The auditorium darkened. The music began and a small light appeared at the front of the room; then more. Students on stage danced and waved lanterns on ropes for an impressive musical light show to kick off the 2016 SpartaHack hackathon.
Students came from all over the world to attend this hackathon on the East Lansing campus. Over 200 universities were represented among the applicants. In addition to a number of international students studying on American campus, I met students who traveled to the hackathon from India, Russia, Germany, and the Philippines.
My colleague Brian Sherwin arrived in East Lansing the day before the hackathon to host an Azure workshop for 30 students - showing them how to use the cloud platform to enhance their applications.
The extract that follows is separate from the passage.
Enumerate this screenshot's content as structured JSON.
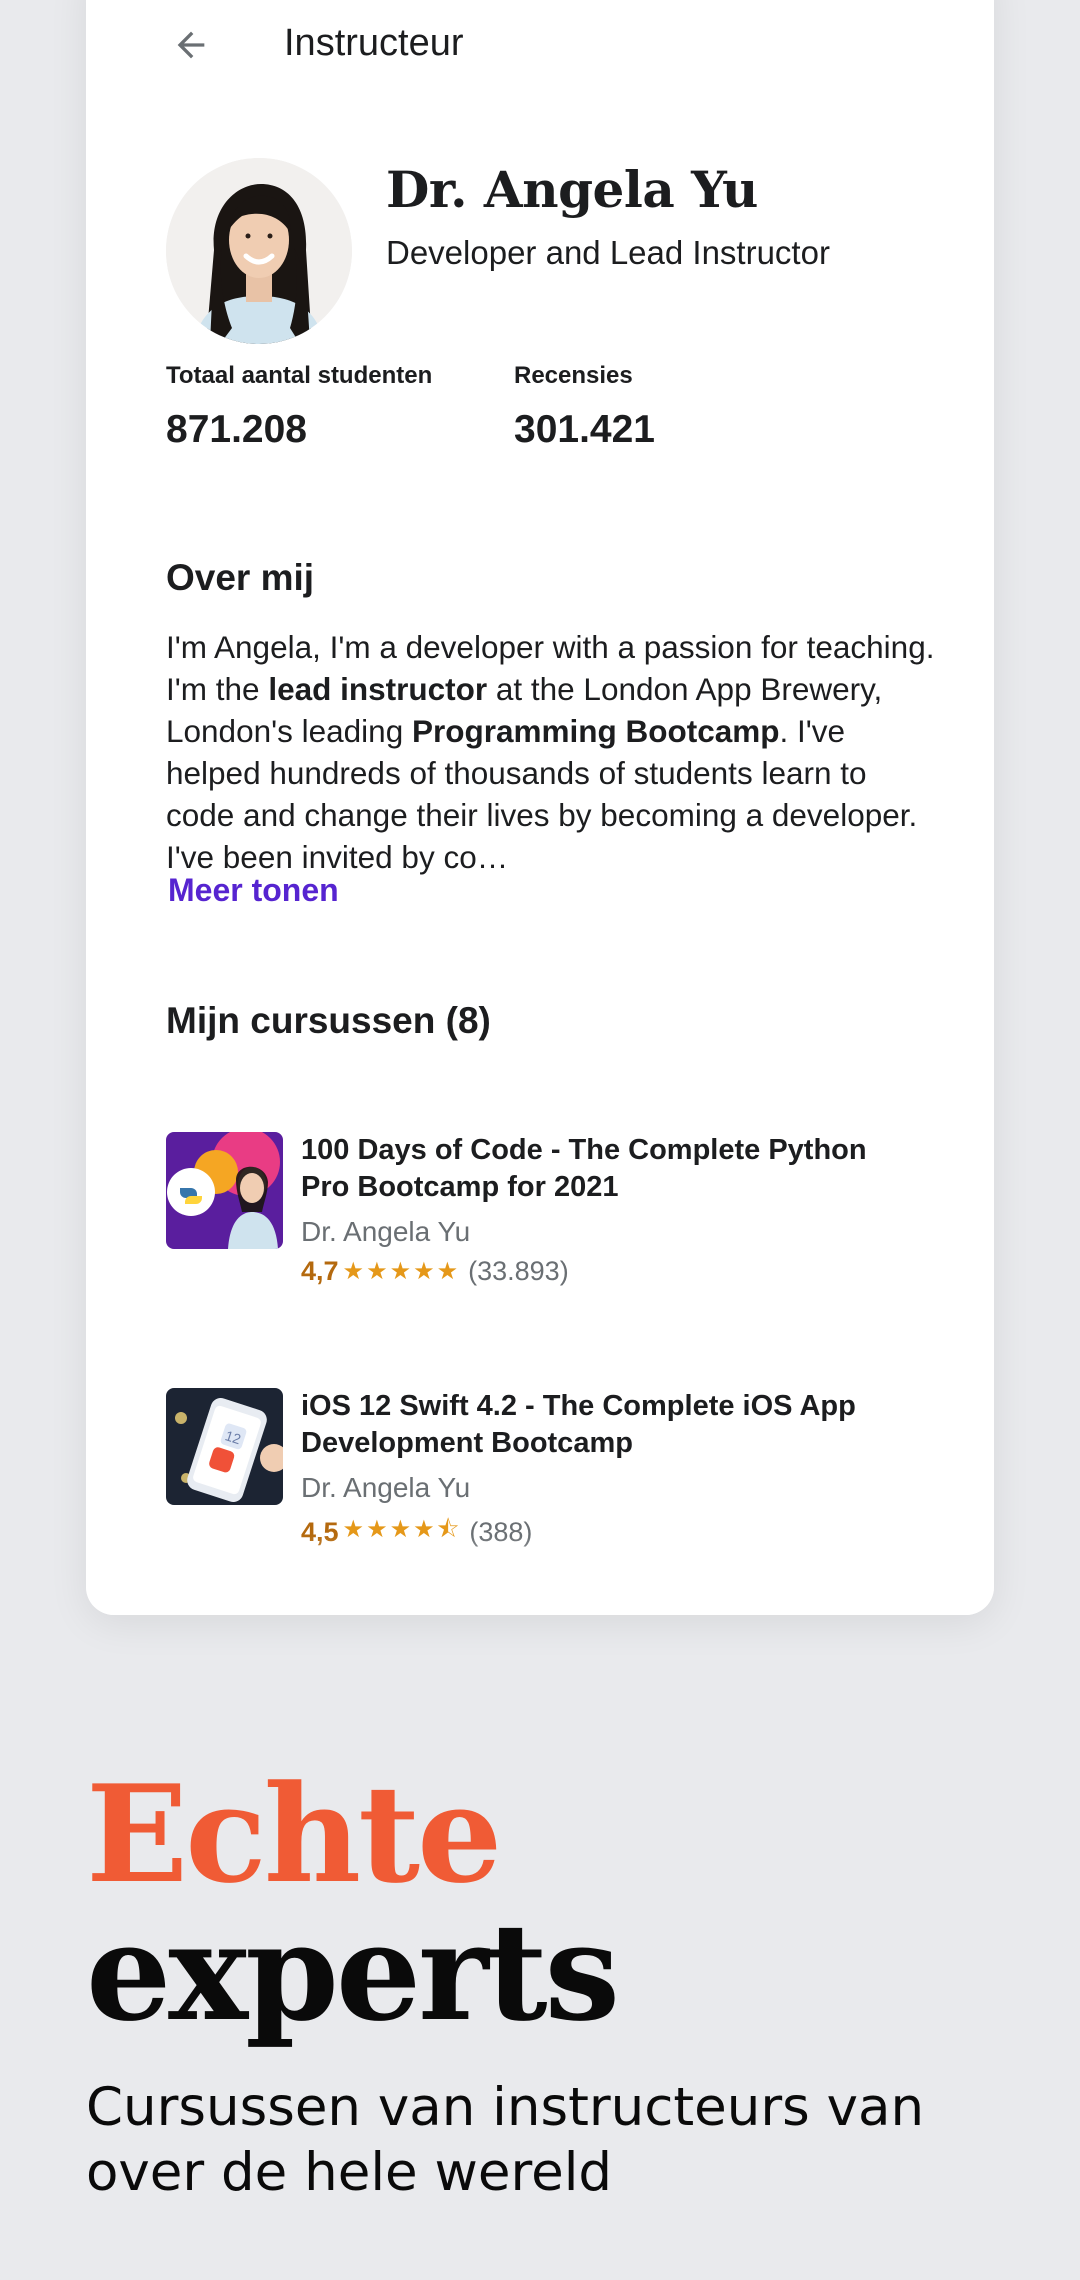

Ann Lergaard joined us a day later and we did our best to answer student questions and help them build better projects. Late Friday night, I delivered a tech talk showing off some of the services available in Azure.
Microsoft offered a prize for the best hack using our technology. It was won be 2 students who built an application that allowed users to take a photo of text with their iPhone and, in response to voice commands, read back any part of that text. The project combined Microsoft's Project Oxford OCR API with an Amazon Echo and its Alexa platform, an iPhone app, and a Firebase database.
A couple other cool hacks were:
- ValU, an app that used Microsoft Excel to analyze historical stock price data using Excel VBA scripts.
- Spartifai, which modified a driver, allowing a Kinect device to be used with a MacBook.
A hackathon is an event at which students and others come together and build software and/or hardware projects in small teams over the course of a couple days. I attend a lot of hackathons and SpartaHack was one of the better organized that I've seen. Over 500 students spent the weekend building a wide variety of impressive projects - often with technology they had not touched prior to that weekend. The organizers also did a great job of providing fun activities beyond just hacking. A jazz band and a rock band each performed a set for students to enjoy during a break; a Super Smash Brothers tournament was scheduled; and a Blind Coding Contest challenged students to write code without compiling or testing to see if it would run correctly the first time in front of an audience.
As sponsors of the event, we tried to provide some fun as well. We gave away prizes for building a snowman and for tweeting about open source technology. We also provided some loaner hardware for students; and we spent a lot of time mentoring students, which resulted in a lack of sleep this weekend.
The MSU campus has changed a great deal since I earned my undergraduate degree there decades ago. It has even changed since my son graduated from there 4 years ago. But it still felt like a homecoming for me.